Capitol Lake has created a unique transition zone between the Deschutes River and Puget Sound. It supports a wide variety of aquatic life. Its high productivity supports birds and our iconic local bat population1 that would be decimated if the dam were removed. There was no significant native salmon run prior to the lake, which helps support the hatchery-created salmon run.
Returning to tidal mud flats would greatly diminish if not eradicate most of these benefits. Removing the dam will triple the predation areas harmful to the salmon.
1 See our Links page for sites about the bat population
What about water quality? Would it improve by converting the lake to tidal mud flats?
Simply allowing the pollution to continue into Budd Bay to be diluted and less noticeable solves nothing. However, a properly managed watershed will solve many problems such as bacterial contamination, high temperatures, and low dissolved oxygen entering the lake.
Effectively addressing upstream contaminants and the over 80 storm water outfalls will improve water quality and allow a return to a wide range of recreational uses of the Lake.
What about the snails?
The mud snails are a growing problem along the West Coast and are not unique to Capitol Lake. They enjoy a brackish environment so the tide flat alternative will not fix the problem. Experts are working hard to address the issue. Saving the lake would not make the problem worse.
Which would cost less, preserving the lake or reverting to tidal mud flats?
Preserving the Lake would cost far less. The CLIPA 50-year plan is estimated to cost about $50 million compared to approximately $200 million to remove the dam, build a new bridge, retrofit Deschutes Parkway and complete other necessary projects.
Missing from the conversion estimates are the massive costs due to shifting dredging from Capitol Lake to the entire lower Budd Inlet. According to evidence from the Port of Olympia’s experience, dredging costs would be higher in marine waters where it is more expensive to collect and dispose of materials compared with the managed lake option CLIPA proposes. According to state estimates, 6 feet of sediment will accumulate in lower Budd Inlet every 10 years!
Are there economic benefits of returning to tidal mud flats?
There are no economic benefits of turning the lake into tidal mud flats. In fact, it would negatively affect the over $80 million in investments already made by the State and the community in Heritage Park, Marathon Park, Percival Landing, West Bay Park and Rotary Point, as well as future plans.
Water dependent activities would also be adversely affected. Olympia’s downtown will be significantly impacted due to loss of waterfront businesses and degraded aesthetics.
How does the community feel about the lake?
Local candidates who have door belled in the community reported that an estimated 80% of residents favored retaining Capitol Lake, 15% didn’t understand the issue but did not like the lake’s current condition and wanted it improved, and about 5% supported the tide flat conversion.
Why should people outside of the City of Olympia’s downtown core care about this issue?
The lake is an asset enjoyed by residents throughout the county, region and state.
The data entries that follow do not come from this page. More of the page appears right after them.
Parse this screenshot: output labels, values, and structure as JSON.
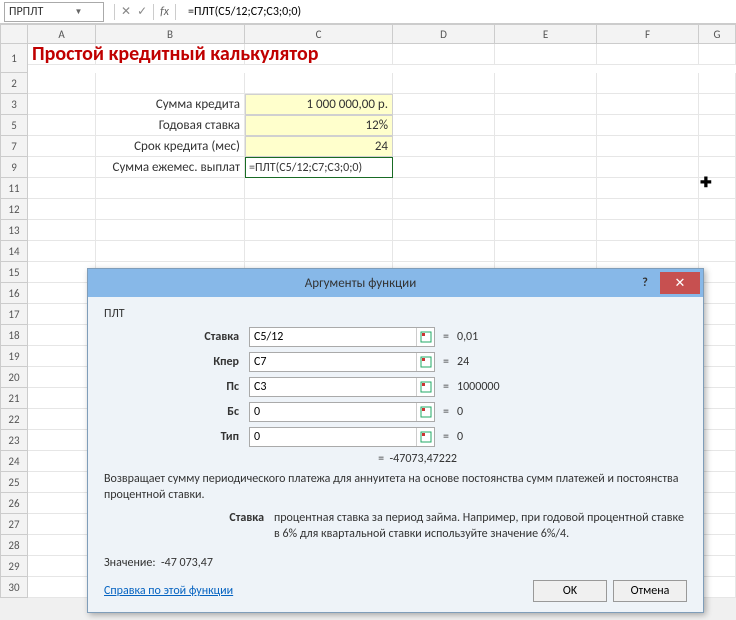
{
  "toolbar": {
    "namebox": "ПРПЛТ",
    "fx_cancel": "✕",
    "fx_ok": "✓",
    "fx_label": "fx",
    "formula": "=ПЛТ(C5/12;C7;C3;0;0)"
  },
  "columns": [
    "A",
    "B",
    "C",
    "D",
    "E",
    "F",
    "G"
  ],
  "row_numbers": [
    "1",
    "2",
    "3",
    "5",
    "7",
    "9",
    "11",
    "12",
    "13",
    "14",
    "15",
    "16",
    "17",
    "18",
    "19",
    "20",
    "21",
    "22",
    "23",
    "24",
    "25",
    "26",
    "27",
    "28",
    "29",
    "30"
  ],
  "sheet": {
    "title": "Простой кредитный калькулятор",
    "labels": {
      "sum": "Сумма кредита",
      "rate": "Годовая ставка",
      "term": "Срок кредита (мес)",
      "payment": "Сумма ежемес. выплат"
    },
    "values": {
      "sum": "1 000 000,00 р.",
      "rate": "12%",
      "term": "24",
      "formula_cell": "=ПЛТ(C5/12;C7;C3;0;0)"
    }
  },
  "dialog": {
    "title": "Аргументы функции",
    "help": "?",
    "close": "✕",
    "fn": "ПЛТ",
    "args": [
      {
        "label": "Ставка",
        "value": "C5/12",
        "result": "0,01"
      },
      {
        "label": "Кпер",
        "value": "C7",
        "result": "24"
      },
      {
        "label": "Пс",
        "value": "C3",
        "result": "1000000"
      },
      {
        "label": "Бс",
        "value": "0",
        "result": "0"
      },
      {
        "label": "Тип",
        "value": "0",
        "result": "0"
      }
    ],
    "eq": "=",
    "main_result": "-47073,47222",
    "description": "Возвращает сумму периодического платежа для аннуитета на основе постоянства сумм платежей и постоянства процентной ставки.",
    "param_name": "Ставка",
    "param_text": "процентная ставка за период займа. Например, при годовой процентной ставке в 6% для квартальной ставки используйте значение 6%/4.",
    "value_label": "Значение:",
    "value_result": "-47 073,47",
    "help_link": "Справка по этой функции",
    "ok": "OK",
    "cancel": "Отмена"
  }
}
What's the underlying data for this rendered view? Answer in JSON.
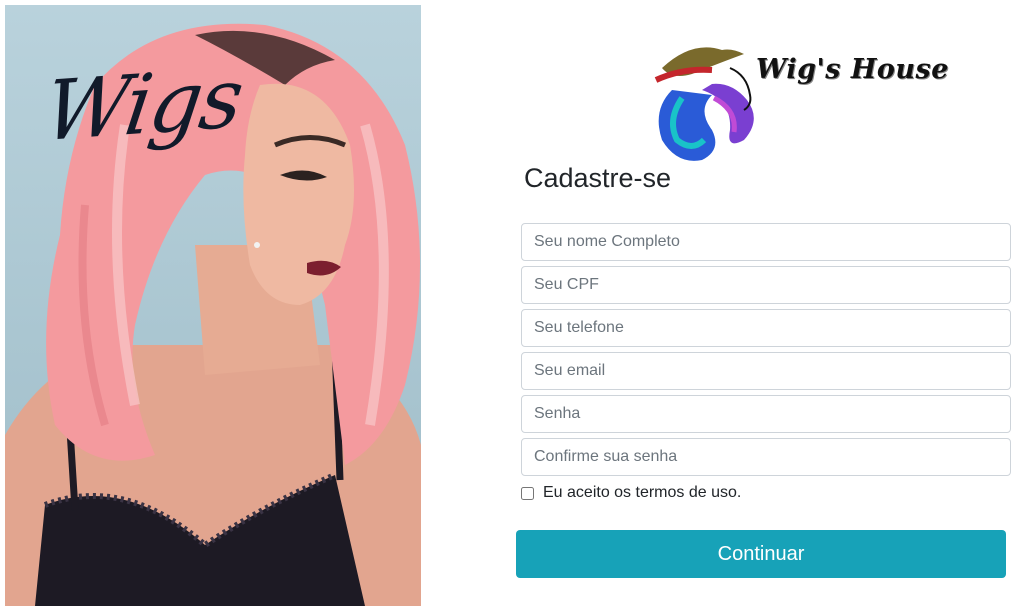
{
  "hero": {
    "script_text": "Wigs"
  },
  "brand": {
    "logo_text": "Wig's House"
  },
  "form": {
    "title": "Cadastre-se",
    "fields": [
      {
        "placeholder": "Seu nome Completo",
        "value": ""
      },
      {
        "placeholder": "Seu CPF",
        "value": ""
      },
      {
        "placeholder": "Seu telefone",
        "value": ""
      },
      {
        "placeholder": "Seu email",
        "value": ""
      },
      {
        "placeholder": "Senha",
        "value": ""
      },
      {
        "placeholder": "Confirme sua senha",
        "value": ""
      }
    ],
    "terms_label": "Eu aceito os termos de uso.",
    "terms_checked": false,
    "submit_label": "Continuar"
  },
  "colors": {
    "accent": "#17a2b8",
    "hair_pink": "#f49a9e",
    "background": "#ffffff"
  }
}
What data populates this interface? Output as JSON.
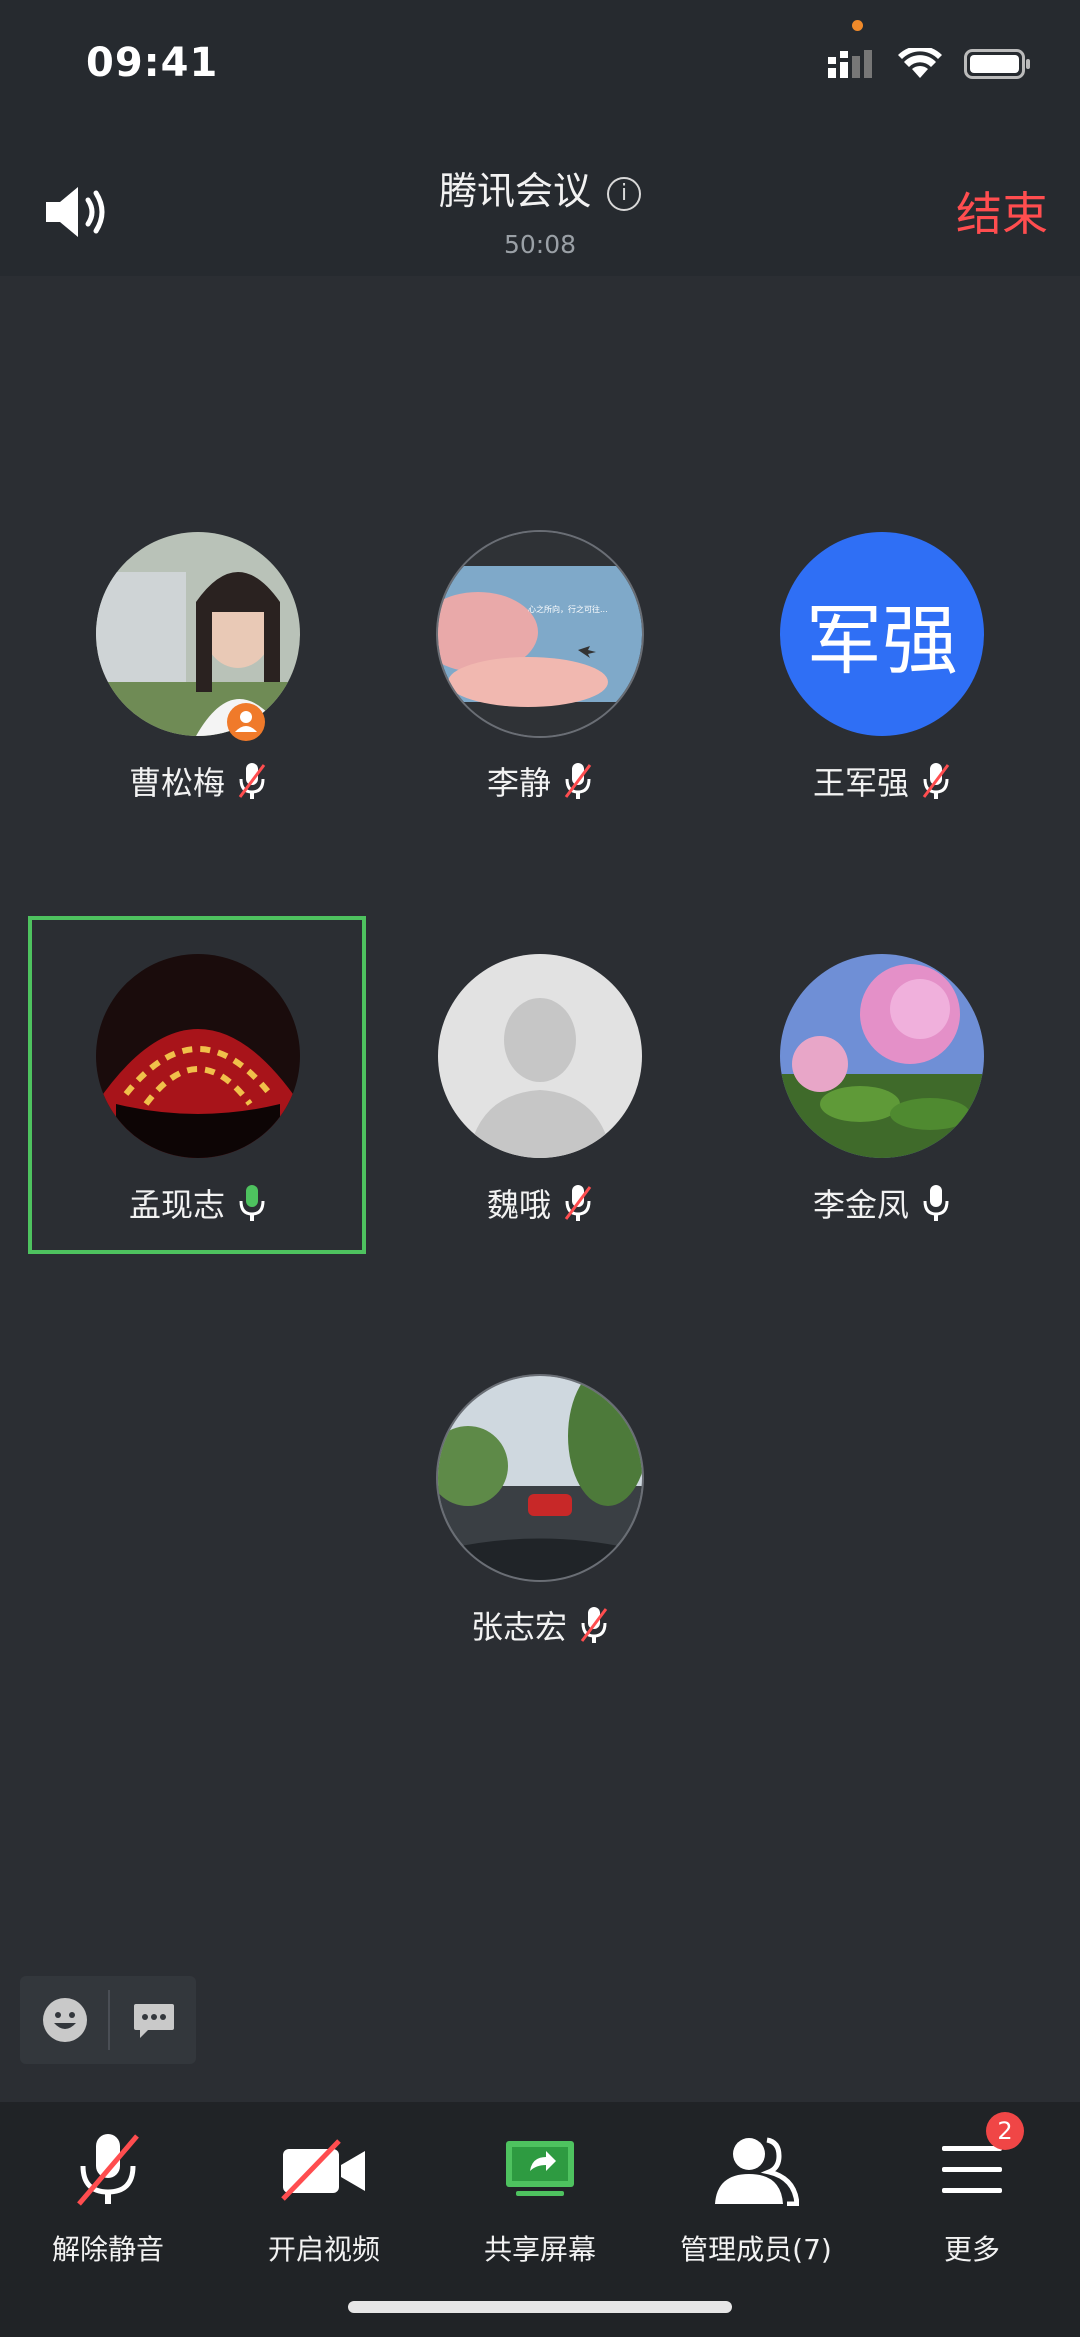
{
  "status_bar": {
    "time": "09:41"
  },
  "header": {
    "title": "腾讯会议",
    "duration": "50:08",
    "end_label": "结束"
  },
  "participants": [
    {
      "name": "曹松梅",
      "mic": "muted",
      "avatar": "photo",
      "host": true
    },
    {
      "name": "李静",
      "mic": "muted",
      "avatar": "photo"
    },
    {
      "name": "王军强",
      "mic": "muted",
      "avatar": "text",
      "avatar_text": "军强",
      "avatar_color": "#2f6ff5"
    },
    {
      "name": "孟现志",
      "mic": "speaking",
      "avatar": "photo",
      "active": true
    },
    {
      "name": "魏哦",
      "mic": "muted",
      "avatar": "placeholder"
    },
    {
      "name": "李金凤",
      "mic": "on",
      "avatar": "photo"
    },
    {
      "name": "张志宏",
      "mic": "muted",
      "avatar": "photo"
    }
  ],
  "toolbar": {
    "unmute_label": "解除静音",
    "video_label": "开启视频",
    "share_label": "共享屏幕",
    "members_label": "管理成员(7)",
    "more_label": "更多",
    "more_badge": "2"
  },
  "colors": {
    "accent_green": "#4ec25f",
    "danger": "#ff4d4f",
    "avatar_blue": "#2f6ff5"
  }
}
It contributes to Washington having one of the most beautiful Capitol Campuses and Capital Cities in the nation. Capitol Lake is a resource for all state residents and visitors to its Capital City.
What can I do?
- Learn more about the issues and options
See CLIPA's White Paper
and many 3rd party science & economic reviews
- Add your voice to those who want to save the lake. Join CLIPA, it’s free!
- Get involved in activities related to the lake.
- Encourage your friends to get involved.
- Ask legislators and other elected officials to support legislation to improve the lake and the Deschutes watershed.
- Ask questions of candidates as to where they stand on the issue.
Frequently Asked Questions - and the Answersby: CLIPA Capitol Lake Improvement & Protection Assn. (July 2010)
Frequently asked questions, with answers, about why Saving Capitol Lake is so important to the City of Olympia, Washington.